The Region Ten Community Services Board has been found in violation of Virginia human rights codes for the second time this year, this time by the Virginia Department of Behavioral Health’s state-level Human Rights Committee.
Earlier this month, the State Human Rights Committee decided by unanimous vote that Region Ten terminated the service of a client in retaliation to multiple complaints she’d lodged about her case.
Combined with new findings from the Local Human Rights Committee, Region Ten now faces a total of 12 violations based on the case of Myra Anderson.
In February, the Charlottesville-area Local Human Rights Committee found Region Ten in violation of five statutes related to the treatment of Anderson, a local woman who had sought treatment from Region Ten. Anderson alleged that, in retaliation to complaints she’d made against the mental health services provider from 2006 to 2010, Region Ten terminated her services and developed a behavioral contract for her to sign without her involvement.
“I think, at that point … they said enough was enough, and that it would be easier to get rid of me and close my services down so they wouldn’t have to deal with me,” Anderson said.
When Anderson refused to sign the contract, she was prohibited from receiving any further treatment. For the next six years, she was repeatedly denied service, even after getting a referral from emergency services last October.
After reviewing her case, the Local Human Rights Committee found that Region Ten had violated Anderson’s rights to dignity, services and participation in decision-making and consent.
In total, the committee found five of Anderson’s seven allegations credible, but it did not find in her favor for two allegations: that the behavioral contract and termination of her services were established in direct retaliation to Anderson’s complaints, and that Region Ten violated her rights by failing to acknowledge the receipt of her formal complaint within 10 working days of its filing, as the regulations mandate.
In their original letter of findings, the Local Human Rights Committee said that Region Ten provided documents showing their willingness to restart the process of receiving services for Anderson, and that Anderson refused due to the condition that she sign the behavioral contract. The condition itself was “not considered retaliation,” they wrote. They also found that Anderson’s allegation about the delayed response to her complaint “did not meet the regulatory definition of discrimination.”
Anderson then appealed the local committee’s findings on the last two claims to the state. On May 11, the State Human Rights Committee unanimously voted to overturn the local committee’s findings on those claims.
On the retaliation claim, the state committee found in favor of Anderson for three reasons: the closeness in time between her complaint and her discharge from services, the fact that Region Ten only offered her one meeting date to discuss discharge, and the fact that neither Anderson nor her treatment team was present at that meeting.
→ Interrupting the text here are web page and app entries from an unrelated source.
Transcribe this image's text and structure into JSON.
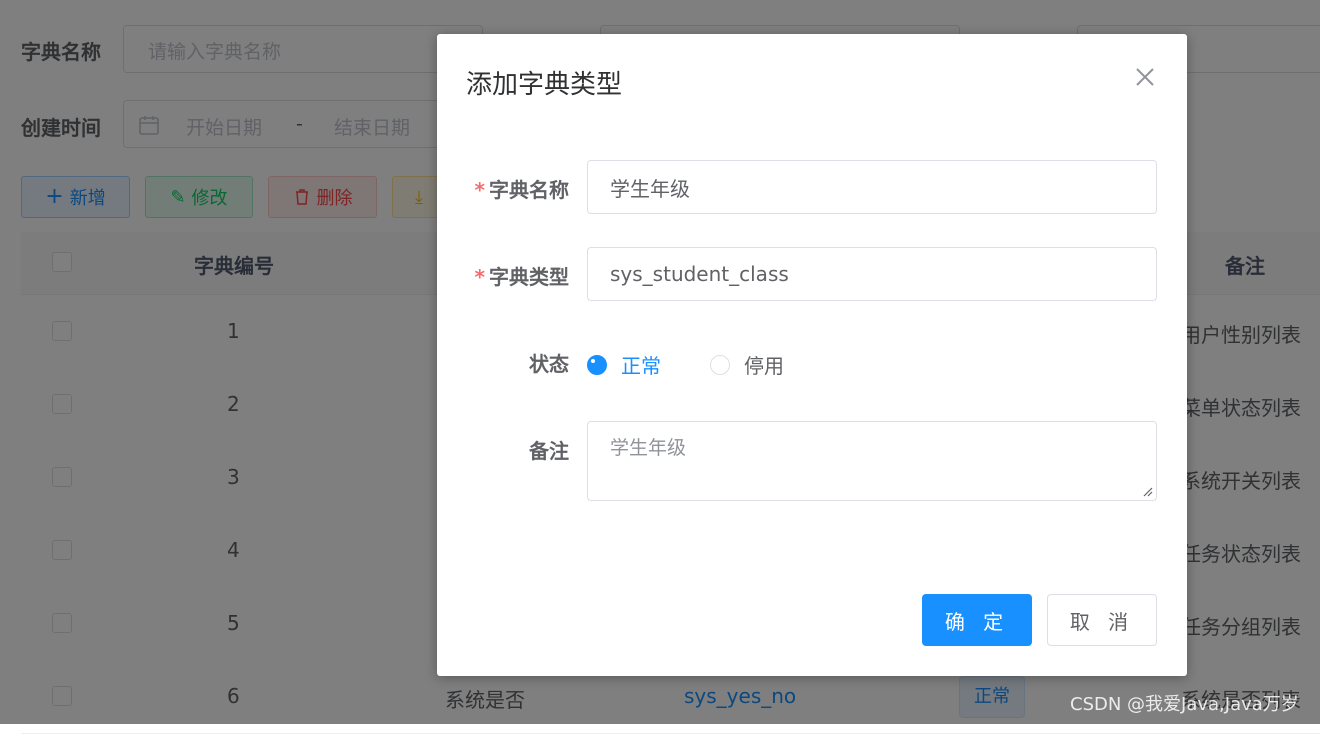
{
  "search": {
    "dict_name_label": "字典名称",
    "dict_name_placeholder": "请输入字典名称",
    "create_time_label": "创建时间",
    "start_date_placeholder": "开始日期",
    "date_separator": "-",
    "end_date_placeholder": "结束日期"
  },
  "toolbar": {
    "add_label": "新增",
    "edit_label": "修改",
    "delete_label": "删除"
  },
  "table": {
    "col_id": "字典编号",
    "col_remark": "备注",
    "rows": [
      {
        "id": "1",
        "remark": "用户性别列表"
      },
      {
        "id": "2",
        "remark": "菜单状态列表"
      },
      {
        "id": "3",
        "remark": "系统开关列表"
      },
      {
        "id": "4",
        "remark": "任务状态列表"
      },
      {
        "id": "5",
        "remark": "任务分组列表"
      },
      {
        "id": "6",
        "name": "系统是否",
        "type": "sys_yes_no",
        "status": "正常",
        "remark": "系统是否列表"
      }
    ]
  },
  "dialog": {
    "title": "添加字典类型",
    "required_mark": "*",
    "name_label": "字典名称",
    "name_value": "学生年级",
    "type_label": "字典类型",
    "type_value": "sys_student_class",
    "status_label": "状态",
    "status_options": [
      "正常",
      "停用"
    ],
    "status_selected": "正常",
    "remark_label": "备注",
    "remark_value": "学生年级",
    "confirm_label": "确 定",
    "cancel_label": "取 消"
  },
  "watermark": "CSDN @我爱Java,Java万岁",
  "colors": {
    "primary": "#1890ff",
    "required": "#f56c6c",
    "success": "#67c23a",
    "danger": "#f56c6c",
    "warning": "#e6a23c"
  }
}
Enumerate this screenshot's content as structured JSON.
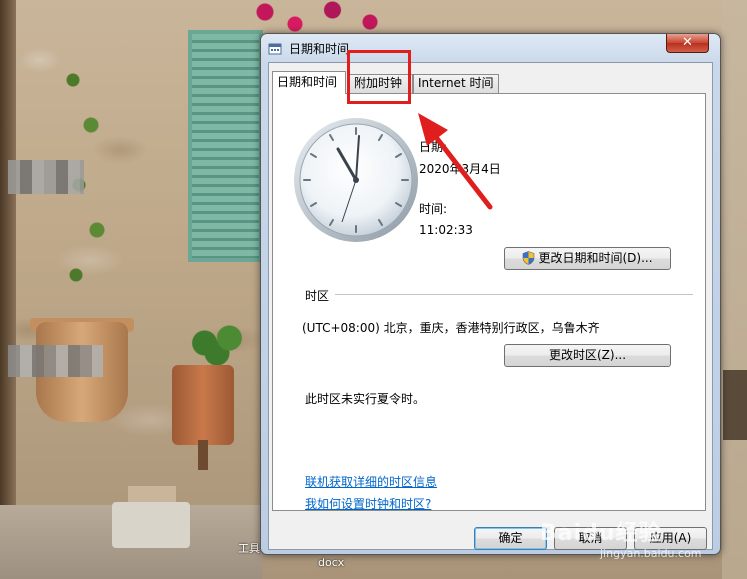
{
  "window": {
    "title": "日期和时间",
    "close_glyph": "✕"
  },
  "tabs": [
    {
      "label": "日期和时间",
      "active": true
    },
    {
      "label": "附加时钟",
      "active": false
    },
    {
      "label": "Internet 时间",
      "active": false
    }
  ],
  "datetime": {
    "date_label": "日期:",
    "date_value": "2020年3月4日",
    "time_label": "时间:",
    "time_value": "11:02:33",
    "change_datetime_button": "更改日期和时间(D)..."
  },
  "timezone": {
    "section_label": "时区",
    "value": "(UTC+08:00) 北京，重庆，香港特别行政区，乌鲁木齐",
    "change_timezone_button": "更改时区(Z)...",
    "dst_note": "此时区未实行夏令时。"
  },
  "links": {
    "online_info": "联机获取详细的时区信息",
    "how_to_set": "我如何设置时钟和时区?"
  },
  "footer": {
    "ok": "确定",
    "cancel": "取消",
    "apply": "应用(A)"
  },
  "desktop": {
    "icon_label": "工具",
    "taskbar_text": "docx",
    "watermark": "Baidu经验",
    "watermark_url": "jingyan.baidu.com"
  },
  "colors": {
    "annotation_red": "#e01e1e",
    "link_blue": "#0066cc"
  },
  "icons": {
    "title": "clock-calendar-icon",
    "shield": "uac-shield-icon",
    "close": "close-icon"
  }
}
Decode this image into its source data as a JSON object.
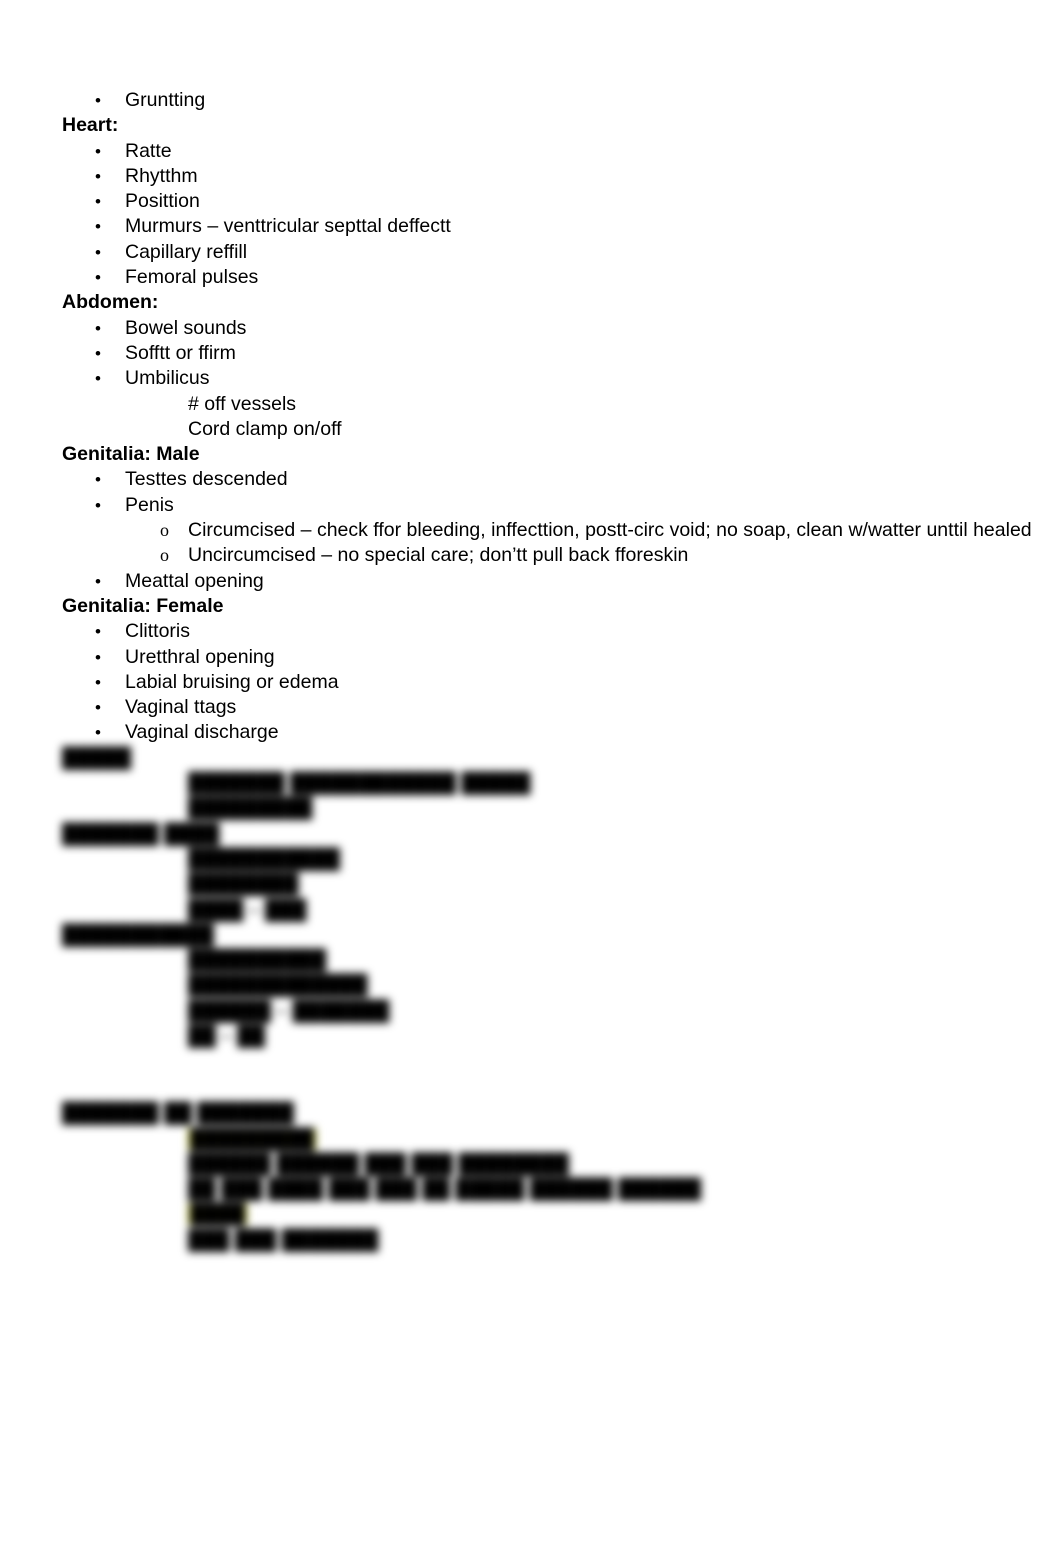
{
  "document": {
    "sections": [
      {
        "id": "respiratory-continued",
        "heading": null,
        "items": [
          {
            "type": "bullet",
            "marker": "•",
            "text": "Gruntting"
          }
        ]
      },
      {
        "id": "heart",
        "heading": "Heart:",
        "items": [
          {
            "type": "bullet",
            "marker": "•",
            "text": "Ratte"
          },
          {
            "type": "bullet",
            "marker": "•",
            "text": "Rhytthm"
          },
          {
            "type": "bullet",
            "marker": "•",
            "text": "Posittion"
          },
          {
            "type": "bullet",
            "marker": "•",
            "text": "Murmurs – venttricular septtal deffectt"
          },
          {
            "type": "bullet",
            "marker": "•",
            "text": "Capillary reffill"
          },
          {
            "type": "bullet",
            "marker": "•",
            "text": "Femoral pulses"
          }
        ]
      },
      {
        "id": "abdomen",
        "heading": "Abdomen:",
        "items": [
          {
            "type": "bullet",
            "marker": "•",
            "text": "Bowel sounds"
          },
          {
            "type": "bullet",
            "marker": "•",
            "text": "Sofftt or ffirm"
          },
          {
            "type": "bullet",
            "marker": "•",
            "text": "Umbilicus"
          },
          {
            "type": "plain",
            "marker": "",
            "text": "# off vessels"
          },
          {
            "type": "plain",
            "marker": "",
            "text": "Cord clamp on/off"
          }
        ]
      },
      {
        "id": "genitalia-male",
        "heading": "Genitalia: Male",
        "items": [
          {
            "type": "bullet",
            "marker": "•",
            "text": "Testtes descended"
          },
          {
            "type": "bullet",
            "marker": "•",
            "text": "Penis"
          },
          {
            "type": "sub",
            "marker": "o",
            "text": "Circumcised – check ffor bleeding, inffecttion, postt-circ void; no soap, clean w/watter unttil healed"
          },
          {
            "type": "sub",
            "marker": "o",
            "text": "Uncircumcised – no special care; don’tt pull back fforeskin"
          },
          {
            "type": "bullet",
            "marker": "•",
            "text": "Meattal opening"
          }
        ]
      },
      {
        "id": "genitalia-female",
        "heading": "Genitalia: Female",
        "items": [
          {
            "type": "bullet",
            "marker": "•",
            "text": "Clittoris"
          },
          {
            "type": "bullet",
            "marker": "•",
            "text": "Uretthral opening"
          },
          {
            "type": "bullet",
            "marker": "•",
            "text": "Labial bruising or edema"
          },
          {
            "type": "bullet",
            "marker": "•",
            "text": "Vaginal ttags"
          },
          {
            "type": "bullet",
            "marker": "•",
            "text": "Vaginal discharge"
          }
        ]
      }
    ],
    "redacted": {
      "note": "lower portion of page is blurred and illegible",
      "blocks": [
        {
          "id": "redacted-block-1",
          "heading": "█████",
          "lines": [
            {
              "indent": "sub",
              "text": "███████   ████████████ █████"
            },
            {
              "indent": "sub",
              "text": "█████████"
            }
          ]
        },
        {
          "id": "redacted-block-2",
          "heading": "███████  ████",
          "lines": [
            {
              "indent": "sub",
              "text": "███████████"
            },
            {
              "indent": "sub",
              "text": "████████"
            },
            {
              "indent": "sub",
              "text": "████ – ███"
            }
          ]
        },
        {
          "id": "redacted-block-3",
          "heading": "███████████",
          "lines": [
            {
              "indent": "sub",
              "text": "██████████"
            },
            {
              "indent": "sub",
              "text": "█████████████"
            },
            {
              "indent": "sub",
              "text": "██████ – ███████"
            },
            {
              "indent": "sub",
              "text": "██ – ██"
            }
          ]
        },
        {
          "id": "redacted-block-4",
          "heading": "███████ ██ ███████",
          "lines": [
            {
              "indent": "sub",
              "highlight": true,
              "text": "█████████"
            },
            {
              "indent": "sub2",
              "text": "██████ ██████ ███ ███ ████████"
            },
            {
              "indent": "sub2",
              "text": "██ ███ ████ ███ ███ ██ █████ ██████ ██████"
            },
            {
              "indent": "sub",
              "highlight": true,
              "text": "████"
            },
            {
              "indent": "sub2",
              "text": "███ ███ ███████"
            }
          ]
        }
      ]
    }
  },
  "colors": {
    "highlight": "#d9d916",
    "text": "#000000",
    "page_background": "#ffffff"
  }
}
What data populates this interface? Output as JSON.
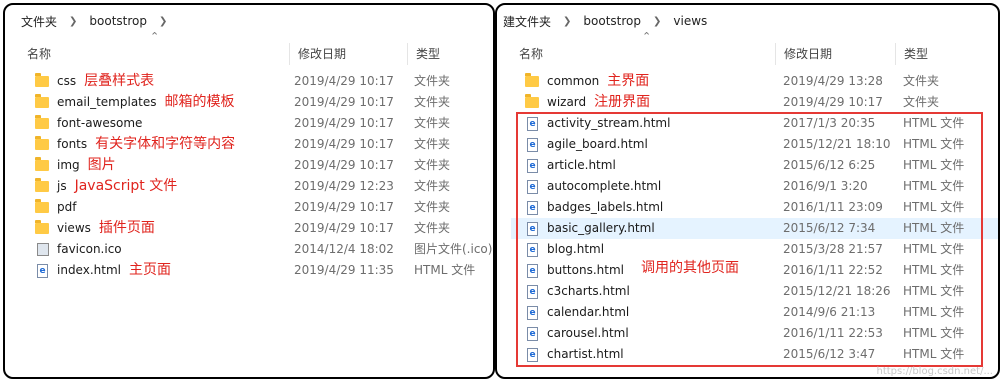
{
  "left": {
    "breadcrumb": [
      "文件夹",
      "bootstrop"
    ],
    "columns": {
      "name": "名称",
      "date": "修改日期",
      "type": "类型"
    },
    "rows": [
      {
        "icon": "folder",
        "name": "css",
        "date": "2019/4/29 10:17",
        "type": "文件夹",
        "note": "层叠样式表"
      },
      {
        "icon": "folder",
        "name": "email_templates",
        "date": "2019/4/29 10:17",
        "type": "文件夹",
        "note": "邮箱的模板"
      },
      {
        "icon": "folder",
        "name": "font-awesome",
        "date": "2019/4/29 10:17",
        "type": "文件夹",
        "note": ""
      },
      {
        "icon": "folder",
        "name": "fonts",
        "date": "2019/4/29 10:17",
        "type": "文件夹",
        "note": "有关字体和字符等内容"
      },
      {
        "icon": "folder",
        "name": "img",
        "date": "2019/4/29 10:17",
        "type": "文件夹",
        "note": "图片"
      },
      {
        "icon": "folder",
        "name": "js",
        "date": "2019/4/29 12:23",
        "type": "文件夹",
        "note": "JavaScript 文件"
      },
      {
        "icon": "folder",
        "name": "pdf",
        "date": "2019/4/29 10:17",
        "type": "文件夹",
        "note": ""
      },
      {
        "icon": "folder",
        "name": "views",
        "date": "2019/4/29 10:17",
        "type": "文件夹",
        "note": "插件页面"
      },
      {
        "icon": "ico",
        "name": "favicon.ico",
        "date": "2014/12/4 18:02",
        "type": "图片文件(.ico)",
        "note": ""
      },
      {
        "icon": "html",
        "name": "index.html",
        "date": "2019/4/29 11:35",
        "type": "HTML 文件",
        "note": "主页面"
      }
    ]
  },
  "right": {
    "breadcrumb": [
      "建文件夹",
      "bootstrop",
      "views"
    ],
    "columns": {
      "name": "名称",
      "date": "修改日期",
      "type": "类型"
    },
    "rows": [
      {
        "icon": "folder",
        "name": "common",
        "date": "2019/4/29 13:28",
        "type": "文件夹",
        "note": "主界面"
      },
      {
        "icon": "folder",
        "name": "wizard",
        "date": "2019/4/29 10:17",
        "type": "文件夹",
        "note": "注册界面"
      },
      {
        "icon": "html",
        "name": "activity_stream.html",
        "date": "2017/1/3 20:35",
        "type": "HTML 文件",
        "note": ""
      },
      {
        "icon": "html",
        "name": "agile_board.html",
        "date": "2015/12/21 18:10",
        "type": "HTML 文件",
        "note": ""
      },
      {
        "icon": "html",
        "name": "article.html",
        "date": "2015/6/12 6:25",
        "type": "HTML 文件",
        "note": ""
      },
      {
        "icon": "html",
        "name": "autocomplete.html",
        "date": "2016/9/1 3:20",
        "type": "HTML 文件",
        "note": ""
      },
      {
        "icon": "html",
        "name": "badges_labels.html",
        "date": "2016/1/11 23:09",
        "type": "HTML 文件",
        "note": ""
      },
      {
        "icon": "html",
        "name": "basic_gallery.html",
        "date": "2015/6/12 7:34",
        "type": "HTML 文件",
        "note": ""
      },
      {
        "icon": "html",
        "name": "blog.html",
        "date": "2015/3/28 21:57",
        "type": "HTML 文件",
        "note": ""
      },
      {
        "icon": "html",
        "name": "buttons.html",
        "date": "2016/1/11 22:52",
        "type": "HTML 文件",
        "note": ""
      },
      {
        "icon": "html",
        "name": "c3charts.html",
        "date": "2015/12/21 18:26",
        "type": "HTML 文件",
        "note": ""
      },
      {
        "icon": "html",
        "name": "calendar.html",
        "date": "2014/9/6 21:13",
        "type": "HTML 文件",
        "note": ""
      },
      {
        "icon": "html",
        "name": "carousel.html",
        "date": "2016/1/11 22:53",
        "type": "HTML 文件",
        "note": ""
      },
      {
        "icon": "html",
        "name": "chartist.html",
        "date": "2015/6/12 3:47",
        "type": "HTML 文件",
        "note": ""
      }
    ],
    "selected_row": "basic_gallery.html",
    "group_note": "调用的其他页面"
  },
  "watermark": "https://blog.csdn.net/...",
  "colors": {
    "annotation": "#e0241e",
    "folder": "#ffca45",
    "selection": "#e5f3ff",
    "frame": "#000000"
  }
}
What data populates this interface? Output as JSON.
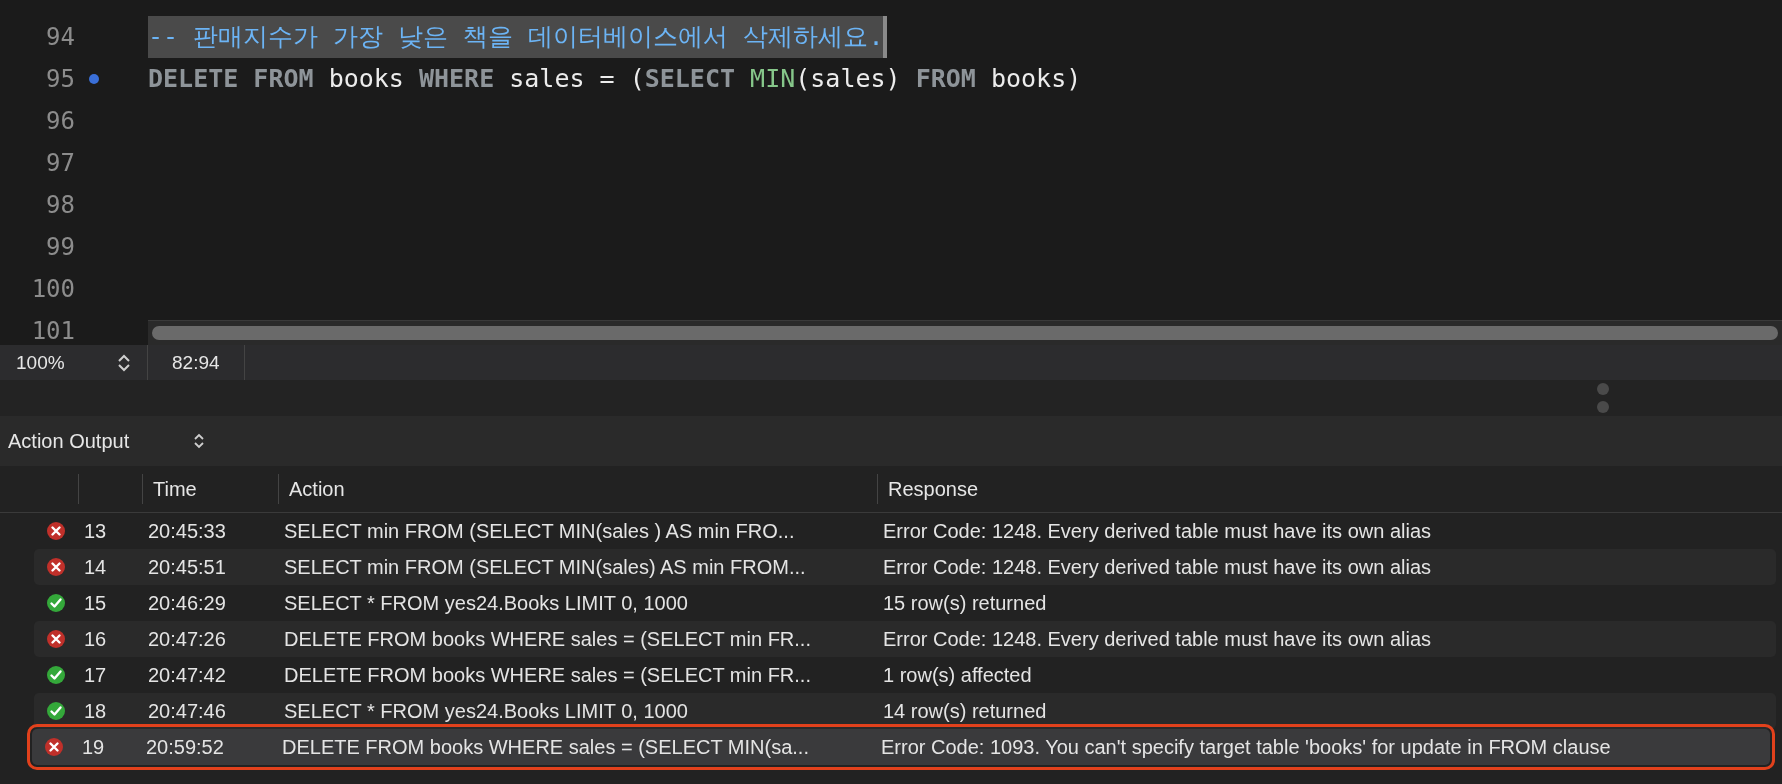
{
  "editor": {
    "lines": [
      {
        "number": "94",
        "highlighted": true,
        "marker": false,
        "tokens": [
          {
            "kind": "comment",
            "text": "-- 판매지수가 가장 낮은 책을 데이터베이스에서 삭제하세요."
          }
        ]
      },
      {
        "number": "95",
        "highlighted": false,
        "marker": true,
        "tokens": [
          {
            "kind": "keyword",
            "text": "DELETE FROM"
          },
          {
            "kind": "ident",
            "text": " books "
          },
          {
            "kind": "keyword",
            "text": "WHERE"
          },
          {
            "kind": "ident",
            "text": " sales = ("
          },
          {
            "kind": "keyword",
            "text": "SELECT "
          },
          {
            "kind": "function",
            "text": "MIN"
          },
          {
            "kind": "ident",
            "text": "(sales) "
          },
          {
            "kind": "keyword",
            "text": "FROM"
          },
          {
            "kind": "ident",
            "text": " books)"
          }
        ]
      },
      {
        "number": "96",
        "highlighted": false,
        "marker": false
      },
      {
        "number": "97",
        "highlighted": false,
        "marker": false
      },
      {
        "number": "98",
        "highlighted": false,
        "marker": false
      },
      {
        "number": "99",
        "highlighted": false,
        "marker": false
      },
      {
        "number": "100",
        "highlighted": false,
        "marker": false
      },
      {
        "number": "101",
        "highlighted": false,
        "marker": false
      }
    ]
  },
  "status_bar": {
    "zoom": "100%",
    "position": "82:94"
  },
  "output": {
    "title": "Action Output",
    "columns": [
      "Time",
      "Action",
      "Response"
    ],
    "rows": [
      {
        "kind": "error",
        "index": "13",
        "time": "20:45:33",
        "action": "SELECT min FROM (SELECT MIN(sales ) AS min FRO...",
        "response": "Error Code: 1248. Every derived table must have its own alias",
        "selected": false
      },
      {
        "kind": "error",
        "index": "14",
        "time": "20:45:51",
        "action": "SELECT min FROM (SELECT MIN(sales) AS min FROM...",
        "response": "Error Code: 1248. Every derived table must have its own alias",
        "selected": false
      },
      {
        "kind": "success",
        "index": "15",
        "time": "20:46:29",
        "action": "SELECT * FROM yes24.Books LIMIT 0, 1000",
        "response": "15 row(s) returned",
        "selected": false
      },
      {
        "kind": "error",
        "index": "16",
        "time": "20:47:26",
        "action": "DELETE FROM books WHERE sales = (SELECT min FR...",
        "response": "Error Code: 1248. Every derived table must have its own alias",
        "selected": false
      },
      {
        "kind": "success",
        "index": "17",
        "time": "20:47:42",
        "action": "DELETE FROM books WHERE sales = (SELECT min FR...",
        "response": "1 row(s) affected",
        "selected": false
      },
      {
        "kind": "success",
        "index": "18",
        "time": "20:47:46",
        "action": "SELECT * FROM yes24.Books LIMIT 0, 1000",
        "response": "14 row(s) returned",
        "selected": false
      },
      {
        "kind": "error",
        "index": "19",
        "time": "20:59:52",
        "action": "DELETE FROM books WHERE sales = (SELECT MIN(sa...",
        "response": "Error Code: 1093. You can't specify target table 'books' for update in FROM clause",
        "selected": true
      }
    ]
  }
}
On the second appealed claim, the state committee said that, regardless of the violation’s classification as a “complaint of discrimination,” the timeframe for Region Ten’s response to her complaint did not meet regulations.
In addition to the state committee’s findings, the Local Human Rights Committee also has found Region Ten in violation of five new human rights regulations that Anderson submitted in February. Each of those violations — again having to do with Anderson’s dignity and right to services — stems from Anderson’s unsigned behavioral contract.
“That behavioral contract placed limitations on my ability to complain, as well as my ability to access my records, both of which were in violation of the human rights code,” Anderson said.
In light of each committee’s findings, Anderson still is displeased with Region Ten’s handling of her situation, stating that Region Ten has a “serious problem” with anyone who asks too many questions, and that its actions could be troubling for anyone else who needs to seek treatment.
“The problem is — this isn’t like getting disinvited to the local country club,” Anderson said. “I really needed those services and I was denied those services, not based on the fact that I didn’t need them, but based on the fact that they wanted to have more control over the manner in which I made complaints, how I access my records and all of these other things.”
She continued that Executive Director Robert Johnson was not fit to lead Region Ten, given the state committee’s finding that Region Ten retaliated against her. She suggested that Johnson and his upper-level staff either did not have a clear understanding of the human rights code of Virginia, or that they did not feel that its rules and regulations applied to them.
“In either case, it sets a dangerous precedent for all clients receiving services,” Anderson said.
When asked for comment on the matter, Johnson said that department regulations prohibit him from speaking publicly about any particular individual’s case, and that such a rule made it difficult for the “other side of the story” to come out.
Johnson noted that he has seen very few complaints come through the office before, and that they rarely go before the Human Rights Committee. He added that, in his position, it is imperative to “weigh the rights of consumers against the safety of staff.”
“We typically handle issues like this in-house, usually to the satisfaction of all parties,” Johnson said. “We know that it is sometimes hard to please everybody.”
Johnson is set to retire on Sept. 30. Region Ten is currently accepting applications for its next executive director.